# Problem requirements
Would you output the following records verbatim and skip the images in them?

Data extracts: Begin

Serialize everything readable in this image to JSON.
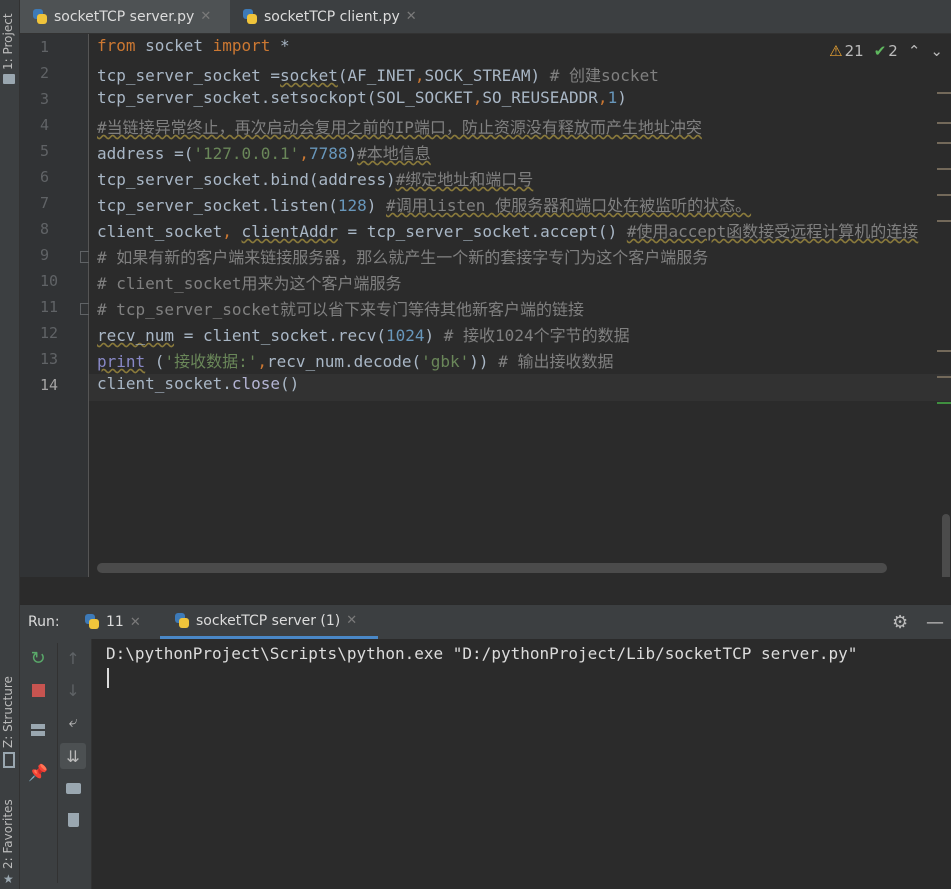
{
  "left_strip": {
    "project_label": "1: Project",
    "structure_label": "Z: Structure",
    "favorites_label": "2: Favorites"
  },
  "tabs": [
    {
      "label": "socketTCP server.py",
      "active": true
    },
    {
      "label": "socketTCP client.py",
      "active": false
    }
  ],
  "inspections": {
    "warnings": "21",
    "typos": "2"
  },
  "editor": {
    "current_line": 14,
    "line_numbers": [
      "1",
      "2",
      "3",
      "4",
      "5",
      "6",
      "7",
      "8",
      "9",
      "10",
      "11",
      "12",
      "13",
      "14"
    ]
  },
  "run": {
    "title": "Run:",
    "tabs": [
      {
        "label": "11",
        "active": false
      },
      {
        "label": "socketTCP server (1)",
        "active": true
      }
    ],
    "console_line": "D:\\pythonProject\\Scripts\\python.exe \"D:/pythonProject/Lib/socketTCP server.py\""
  },
  "colors": {
    "keyword": "#cc7832",
    "string": "#6a8759",
    "number": "#6897bb",
    "comment": "#808080",
    "builtin": "#8888c6"
  },
  "icons": [
    "python-file-icon",
    "close-icon",
    "warning-icon",
    "typo-check-icon",
    "chevron-up-icon",
    "chevron-down-icon",
    "rerun-icon",
    "stop-icon",
    "scroll-up-icon",
    "scroll-down-icon",
    "soft-wrap-icon",
    "scroll-to-end-icon",
    "layout-icon",
    "print-icon",
    "pin-icon",
    "trash-icon",
    "gear-icon",
    "minimize-icon"
  ]
}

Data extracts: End

# Response area
Serialize everything readable in this image to JSON.
{
  "left_strip": {
    "project_label": "1: Project",
    "structure_label": "Z: Structure",
    "favorites_label": "2: Favorites"
  },
  "tabs": [
    {
      "label": "socketTCP server.py",
      "active": true
    },
    {
      "label": "socketTCP client.py",
      "active": false
    }
  ],
  "inspections": {
    "warnings": "21",
    "typos": "2"
  },
  "editor": {
    "current_line": 14,
    "line_numbers": [
      "1",
      "2",
      "3",
      "4",
      "5",
      "6",
      "7",
      "8",
      "9",
      "10",
      "11",
      "12",
      "13",
      "14"
    ]
  },
  "run": {
    "title": "Run:",
    "tabs": [
      {
        "label": "11",
        "active": false
      },
      {
        "label": "socketTCP server (1)",
        "active": true
      }
    ],
    "console_line": "D:\\pythonProject\\Scripts\\python.exe \"D:/pythonProject/Lib/socketTCP server.py\""
  },
  "colors": {
    "keyword": "#cc7832",
    "string": "#6a8759",
    "number": "#6897bb",
    "comment": "#808080",
    "builtin": "#8888c6"
  },
  "icons": [
    "python-file-icon",
    "close-icon",
    "warning-icon",
    "typo-check-icon",
    "chevron-up-icon",
    "chevron-down-icon",
    "rerun-icon",
    "stop-icon",
    "scroll-up-icon",
    "scroll-down-icon",
    "soft-wrap-icon",
    "scroll-to-end-icon",
    "layout-icon",
    "print-icon",
    "pin-icon",
    "trash-icon",
    "gear-icon",
    "minimize-icon"
  ]
}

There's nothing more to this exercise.